Meanwhile, a director who should be working at Lyric Opera, but isn’t (since the company is perhaps shaking in its boots at the prospect of John von Rhein rasping “Eurotrash! Eurotrash!”) made a successful and meaningful U.S. debut just a few blocks away at the Goodman Theater. Calixto Bieito‘s heavily revised version of Tennessee Williams‘ bizarre play Camino Real is not perfect, but it does treat the source material with respect and (more importantly) enormous love. The 110 minute single-act extravaganza is always fascinating to look at, endlessly surprising and even succeeds as entertainment. With a different audience (Friday night’s crowd was pretty listless) it might even win a lot of laughs amid the gasps.
Bieito’s take on this symbolist tale is not overtly political: a few American flags get waved around, but they’re more decorative than anything else. Yet there’s a thundering subterranean statement in the casting of the central character, archetypal “Yank” Kilroy. The actor in this part, Antwayn Hopper, is African-American, radiantly beautiful in face and physique, and unafraid to play the role as (in part) an Angry Black Man. He’s a walking symbol of the United States, but he’s not “Black American,” he is “American.” He is not minority, he is all of us.
This is a star-making performance, funny and touching and emotionally bold. Hopper doesn’t condescend or distance himself from the character’s naive sweetness; in fact, he seems to dare us to laugh at his honestly and openness. This dovetails handsomely with the action of the drama, in which the robbed and broke Kilroy is ritually humiliated by being forced to play a clown to earn a living. Hopper plays the second half of the show in a gold Speedo and smeared whiteface makeup, but amazingly he never loses his integrity or, on a very basic level, his dignity.
When the focus is off Hopper, the show loses some of its steam. I don’t think this is because Bieito isn’t as clear in his treatment of the “literary” characters. David Darlow‘s Casanova and Marilyn Dodd Frank‘s Marguerite each has one or two electrifying moments (he, penniless, is reduced to sucking up spilled cognac from the pavement) but they mostly fall just short of the edge of hysteria achieved so consistently by Mark L. Montgomery as Byron and especially André De Shields as Baron de Charlus.
This last performance is just astonishing, in what originally was a throwaway part. Bieito expands the character of the waspish, self-hating gay man to include an explicit sexual encounter only hinted at in Williams’ script, ending in an erotic asphyxiation gone wrong (or right, I guess, depending on just how self-hating.) And then the Baron returns in the second half of the play as a reanimated corpse to serenade the “fiesta” orgy with a ferocious performance of “I Put a Spell on You.”
Oddly, the apparently surefire role of the Gypsy fell flat, whereas the few lines here and there of the elderly whore Rosita were built into a spellbinding performance by Barbara E. Robertson.
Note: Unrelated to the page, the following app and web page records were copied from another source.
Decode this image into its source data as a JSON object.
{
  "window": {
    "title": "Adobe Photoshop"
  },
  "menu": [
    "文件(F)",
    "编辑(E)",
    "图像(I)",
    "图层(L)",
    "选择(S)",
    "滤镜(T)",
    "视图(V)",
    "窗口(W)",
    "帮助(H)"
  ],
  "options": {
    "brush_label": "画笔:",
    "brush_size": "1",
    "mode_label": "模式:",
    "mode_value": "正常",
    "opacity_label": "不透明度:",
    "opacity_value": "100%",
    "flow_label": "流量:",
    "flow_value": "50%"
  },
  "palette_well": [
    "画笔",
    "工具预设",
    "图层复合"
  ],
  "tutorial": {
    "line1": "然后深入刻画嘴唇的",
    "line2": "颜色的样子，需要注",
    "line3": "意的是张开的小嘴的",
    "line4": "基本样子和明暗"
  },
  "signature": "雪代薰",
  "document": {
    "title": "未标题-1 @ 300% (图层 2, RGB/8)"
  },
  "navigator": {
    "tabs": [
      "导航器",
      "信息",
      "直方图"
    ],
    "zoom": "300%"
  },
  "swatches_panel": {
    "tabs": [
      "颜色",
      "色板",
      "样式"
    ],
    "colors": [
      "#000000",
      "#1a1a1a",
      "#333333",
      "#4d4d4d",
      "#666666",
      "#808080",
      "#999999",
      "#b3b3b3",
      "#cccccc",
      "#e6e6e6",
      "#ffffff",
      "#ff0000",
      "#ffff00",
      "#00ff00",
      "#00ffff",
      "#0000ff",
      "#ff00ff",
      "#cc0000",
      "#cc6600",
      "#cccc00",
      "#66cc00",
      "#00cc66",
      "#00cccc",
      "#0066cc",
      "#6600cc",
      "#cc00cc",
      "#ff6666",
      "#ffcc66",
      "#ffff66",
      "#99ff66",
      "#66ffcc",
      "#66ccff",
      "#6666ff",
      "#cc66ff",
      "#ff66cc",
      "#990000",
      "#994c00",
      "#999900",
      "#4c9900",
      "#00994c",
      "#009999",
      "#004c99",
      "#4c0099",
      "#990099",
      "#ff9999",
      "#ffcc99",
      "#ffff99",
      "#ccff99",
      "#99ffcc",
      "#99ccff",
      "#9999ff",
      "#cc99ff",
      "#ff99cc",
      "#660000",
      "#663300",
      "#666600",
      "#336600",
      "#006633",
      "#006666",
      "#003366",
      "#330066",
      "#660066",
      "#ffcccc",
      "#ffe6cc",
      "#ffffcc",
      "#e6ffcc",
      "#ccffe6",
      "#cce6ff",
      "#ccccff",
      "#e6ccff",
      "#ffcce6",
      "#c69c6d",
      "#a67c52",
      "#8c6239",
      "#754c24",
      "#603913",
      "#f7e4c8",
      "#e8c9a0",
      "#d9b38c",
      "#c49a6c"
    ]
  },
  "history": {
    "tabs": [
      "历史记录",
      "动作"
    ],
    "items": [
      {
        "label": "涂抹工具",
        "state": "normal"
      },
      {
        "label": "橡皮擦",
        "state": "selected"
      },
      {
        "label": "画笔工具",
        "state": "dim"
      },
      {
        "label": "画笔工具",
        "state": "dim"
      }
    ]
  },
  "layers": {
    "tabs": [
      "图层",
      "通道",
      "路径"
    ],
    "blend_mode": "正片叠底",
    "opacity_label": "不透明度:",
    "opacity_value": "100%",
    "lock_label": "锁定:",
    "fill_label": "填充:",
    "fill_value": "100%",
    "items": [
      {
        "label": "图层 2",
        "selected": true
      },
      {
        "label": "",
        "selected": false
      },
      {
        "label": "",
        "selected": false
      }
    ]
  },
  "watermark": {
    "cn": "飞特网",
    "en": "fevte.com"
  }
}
And, as “The Dreamer,” a part invented for this production, Michael Medeiros played a version of the playwright himself, mashing together speeches for the omitted character of Don Quixote and a variety of Williams’ other writings. His brief epilogue manages to top Hopper’s death scene (rightfully) with a few simple but heartfelt lines about how the writer’s creative process is his (perhaps only) means of self-realization. Almost his last line is one of Williams’ most famous: “If you can’t be yourself, what’s the point of being at all?”
And then he swallows a handful of pills, and (not for the first time this evening) pukes violently. It’s Bieito’s genius, I think, that he can make us understand that even vomit can be a kind of poetry.
Photos: Dan Rest (Rinaldo), Liz Lauren (Camino Real)